Things you don’t hear anymore: “Let’s hail a cab.” “I’ll run down to the bookstore.” “Did Dad show you the prints from my
There are millions of untold stories of everyday people who incur concussions while going about their regular routines.
It should not be a surprise that the long treatment journey for MDR-TB makes it difficult for patients to continue to successful completion. One in five patients currently interrupts their treatment or are lost to follow up in health services, while for one in ten patients treatment fails.
The microscope is one of the quintessential symbols of science, invoking images of researchers in white lab coats. Microscopes have been saving lives for decades by helping diagnose any number of deadly diseases, but in many parts of the world, they are in short supply.
While the feeling of urgency to respond to the Ebola threat continues to decrease, improved contact tracing, connected mobile diagnostics and crisis protocol for telecommunications should remain priorities. Not only will these areas better prepare us for the next Ebola outbreak, but they can be applied to other slow and fast-moving diseases.
In the past five years, we have committed $33 billion in taxpayer dollars to digitize our nation's health care data. The need was unquestionable, and the potential gains are tremendous. However, the system that has emerged has essentially replicated the acute care-focused health system that has been failing us for decades.
The way taxes are collected, budgets and policies are set up, and public employees are managed and behave affect the results that governments can achieve. Why then is reforming public sector management so hard to obtain, since benefits are so obvious?
Devices offered as a service will be key in the next generation of healthcare solutions. By mashing up data from multiple sensors that span therapies and disease states, services can be created based on personal feedback, dashboards and incentives that are both relevant and unique to individual consumers.
Every day much of this incredible wealth of digital information about our daily lives and the world around us is going to waste. We've only just started to explore the benefits of using this data.

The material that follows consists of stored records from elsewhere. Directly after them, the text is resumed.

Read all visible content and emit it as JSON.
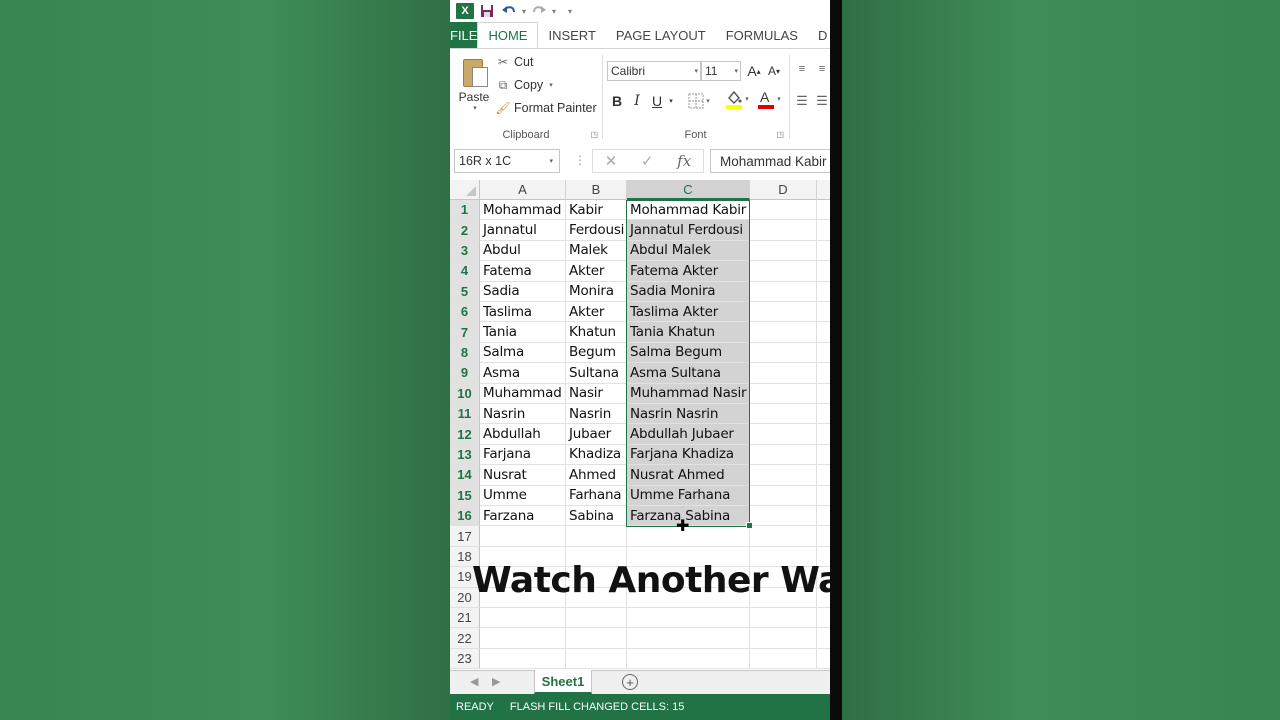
{
  "quick_access": {
    "excel_letter": "X",
    "save_icon": "save-icon",
    "undo_icon": "undo-icon",
    "redo_icon": "redo-icon"
  },
  "tabs": [
    "FILE",
    "HOME",
    "INSERT",
    "PAGE LAYOUT",
    "FORMULAS",
    "D"
  ],
  "active_tab": "HOME",
  "ribbon": {
    "clipboard": {
      "paste": "Paste",
      "cut": "Cut",
      "copy": "Copy",
      "format_painter": "Format Painter",
      "label": "Clipboard"
    },
    "font": {
      "name": "Calibri",
      "size": "11",
      "label": "Font",
      "bold": "B",
      "italic": "I",
      "underline": "U",
      "grow": "A",
      "shrink": "A"
    }
  },
  "formula_bar": {
    "name_box": "16R x 1C",
    "value": "Mohammad Kabir"
  },
  "columns": [
    "A",
    "B",
    "C",
    "D"
  ],
  "selected_column": "C",
  "rows": [
    {
      "n": "1",
      "a": "Mohammad",
      "b": "Kabir",
      "c": "Mohammad Kabir"
    },
    {
      "n": "2",
      "a": "Jannatul",
      "b": "Ferdousi",
      "c": "Jannatul Ferdousi"
    },
    {
      "n": "3",
      "a": "Abdul",
      "b": "Malek",
      "c": "Abdul Malek"
    },
    {
      "n": "4",
      "a": "Fatema",
      "b": "Akter",
      "c": "Fatema Akter"
    },
    {
      "n": "5",
      "a": "Sadia",
      "b": "Monira",
      "c": "Sadia Monira"
    },
    {
      "n": "6",
      "a": "Taslima",
      "b": "Akter",
      "c": "Taslima Akter"
    },
    {
      "n": "7",
      "a": "Tania",
      "b": "Khatun",
      "c": "Tania Khatun"
    },
    {
      "n": "8",
      "a": "Salma",
      "b": "Begum",
      "c": "Salma Begum"
    },
    {
      "n": "9",
      "a": "Asma",
      "b": "Sultana",
      "c": "Asma Sultana"
    },
    {
      "n": "10",
      "a": "Muhammad",
      "b": "Nasir",
      "c": "Muhammad Nasir"
    },
    {
      "n": "11",
      "a": "Nasrin",
      "b": "Nasrin",
      "c": "Nasrin Nasrin"
    },
    {
      "n": "12",
      "a": "Abdullah",
      "b": "Jubaer",
      "c": "Abdullah Jubaer"
    },
    {
      "n": "13",
      "a": "Farjana",
      "b": "Khadiza",
      "c": "Farjana Khadiza"
    },
    {
      "n": "14",
      "a": "Nusrat",
      "b": "Ahmed",
      "c": "Nusrat Ahmed"
    },
    {
      "n": "15",
      "a": "Umme",
      "b": "Farhana",
      "c": "Umme Farhana"
    },
    {
      "n": "16",
      "a": "Farzana",
      "b": "Sabina",
      "c": "Farzana Sabina"
    },
    {
      "n": "17",
      "a": "",
      "b": "",
      "c": ""
    },
    {
      "n": "18",
      "a": "",
      "b": "",
      "c": ""
    },
    {
      "n": "19",
      "a": "",
      "b": "",
      "c": ""
    },
    {
      "n": "20",
      "a": "",
      "b": "",
      "c": ""
    },
    {
      "n": "21",
      "a": "",
      "b": "",
      "c": ""
    },
    {
      "n": "22",
      "a": "",
      "b": "",
      "c": ""
    },
    {
      "n": "23",
      "a": "",
      "b": "",
      "c": ""
    }
  ],
  "overlay_text": "Watch Another Way",
  "sheet_tab": "Sheet1",
  "status": {
    "ready": "READY",
    "message": "FLASH FILL CHANGED CELLS: 15"
  },
  "colors": {
    "accent": "#217346",
    "background": "#3d8a55",
    "selection_fill": "#d3d3d3"
  }
}
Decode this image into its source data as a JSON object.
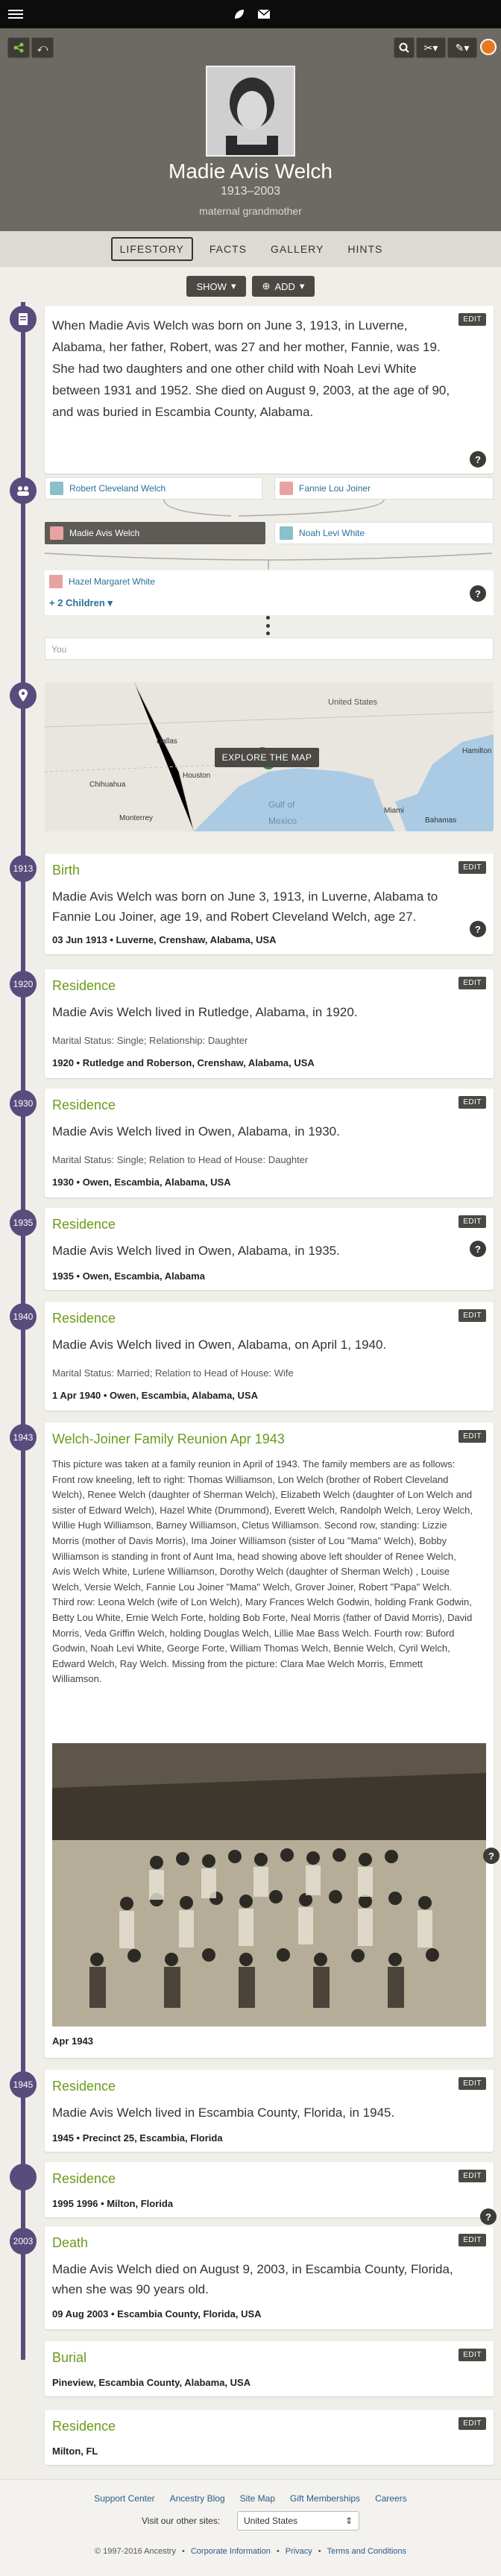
{
  "person": {
    "name": "Madie Avis Welch",
    "lifespan": "1913–2003",
    "relation": "maternal grandmother"
  },
  "tabs": [
    "LIFESTORY",
    "FACTS",
    "GALLERY",
    "HINTS"
  ],
  "actions": {
    "show": "SHOW",
    "add": "ADD"
  },
  "story": "When Madie Avis Welch was born on June 3, 1913, in Luverne, Alabama, her father, Robert, was 27 and her mother, Fannie, was 19. She had two daughters and one other child with Noah Levi White between 1931 and 1952. She died on August 9, 2003, at the age of 90, and was buried in Escambia County, Alabama.",
  "family": {
    "father": "Robert Cleveland Welch",
    "mother": "Fannie Lou Joiner",
    "self": "Madie Avis Welch",
    "spouse": "Noah Levi White",
    "child": "Hazel Margaret White",
    "more_children": "+ 2 Children",
    "you": "You"
  },
  "map": {
    "explore": "EXPLORE THE MAP",
    "labels": [
      "Dallas",
      "Houston",
      "Monterrey",
      "Chihuahua",
      "Hamilton",
      "Bahamas",
      "Gulf of",
      "Mexico",
      "United States",
      "Miami"
    ]
  },
  "edit_label": "EDIT",
  "events": [
    {
      "year": "1913",
      "title": "Birth",
      "sentence": "Madie Avis Welch was born on June 3, 1913, in Luverne, Alabama to Fannie Lou Joiner, age 19, and Robert Cleveland Welch, age 27.",
      "meta": "",
      "footer": "03 Jun 1913 • Luverne, Crenshaw, Alabama, USA"
    },
    {
      "year": "1920",
      "title": "Residence",
      "sentence": "Madie Avis Welch lived in Rutledge, Alabama, in 1920.",
      "meta": "Marital Status: Single; Relationship: Daughter",
      "footer": "1920 • Rutledge and Roberson, Crenshaw, Alabama, USA"
    },
    {
      "year": "1930",
      "title": "Residence",
      "sentence": "Madie Avis Welch lived in Owen, Alabama, in 1930.",
      "meta": "Marital Status: Single; Relation to Head of House: Daughter",
      "footer": "1930 • Owen, Escambia, Alabama, USA"
    },
    {
      "year": "1935",
      "title": "Residence",
      "sentence": "Madie Avis Welch lived in Owen, Alabama, in 1935.",
      "meta": "",
      "footer": "1935 • Owen, Escambia, Alabama"
    },
    {
      "year": "1940",
      "title": "Residence",
      "sentence": "Madie Avis Welch lived in Owen, Alabama, on April 1, 1940.",
      "meta": "Marital Status: Married; Relation to Head of House: Wife",
      "footer": "1 Apr 1940 • Owen, Escambia, Alabama, USA"
    }
  ],
  "reunion": {
    "year": "1943",
    "title": "Welch-Joiner Family Reunion Apr 1943",
    "description": "This picture was taken at a family reunion in April of 1943. The family members are as follows: Front row kneeling, left to right: Thomas Williamson, Lon Welch (brother of Robert Cleveland Welch), Renee Welch (daughter of Sherman Welch), Elizabeth Welch (daughter of Lon Welch and sister of Edward Welch), Hazel White (Drummond), Everett Welch, Randolph Welch, Leroy Welch, Willie Hugh Williamson, Barney Williamson, Cletus Williamson. Second row, standing: Lizzie Morris (mother of Davis Morris), Ima Joiner Williamson (sister of Lou \"Mama\" Welch), Bobby Williamson is standing in front of Aunt Ima, head showing above left shoulder of Renee Welch, Avis Welch White, Lurlene Williamson, Dorothy Welch (daughter of Sherman Welch) , Louise Welch, Versie Welch, Fannie Lou Joiner \"Mama\" Welch, Grover Joiner, Robert \"Papa\" Welch. Third row: Leona Welch (wife of Lon Welch), Mary Frances Welch Godwin, holding Frank Godwin, Betty Lou White, Ernie Welch Forte, holding Bob Forte, Neal Morris (father of David Morris), David Morris, Veda Griffin Welch, holding Douglas Welch, Lillie Mae Bass Welch. Fourth row: Buford Godwin, Noah Levi White, George Forte, William Thomas Welch, Bennie Welch, Cyril Welch, Edward Welch, Ray Welch. Missing from the picture: Clara Mae Welch Morris, Emmett Williamson.",
    "caption": "Apr 1943"
  },
  "events2": [
    {
      "year": "1945",
      "title": "Residence",
      "sentence": "Madie Avis Welch lived in Escambia County, Florida, in 1945.",
      "footer": "1945 • Precinct 25, Escambia, Florida"
    },
    {
      "year": "",
      "title": "Residence",
      "sentence": "",
      "footer": "1995 1996 • Milton, Florida"
    },
    {
      "year": "2003",
      "title": "Death",
      "sentence": "Madie Avis Welch died on August 9, 2003, in Escambia County, Florida, when she was 90 years old.",
      "footer": "09 Aug 2003 • Escambia County, Florida, USA"
    },
    {
      "year": "",
      "title": "Burial",
      "sentence": "",
      "footer": "Pineview, Escambia County, Alabama, USA"
    },
    {
      "year": "",
      "title": "Residence",
      "sentence": "",
      "footer": "Milton, FL"
    }
  ],
  "footer": {
    "links": [
      "Support Center",
      "Ancestry Blog",
      "Site Map",
      "Gift Memberships",
      "Careers"
    ],
    "other_sites": "Visit our other sites:",
    "country": "United States",
    "copyright": "© 1997-2016 Ancestry",
    "legal": [
      "Corporate Information",
      "Privacy",
      "Terms and Conditions"
    ]
  },
  "help_glyph": "?"
}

The DSM is the go-to manual for diagnostic criteria of a wide range of mental disorders, but some question it's validity and reliability.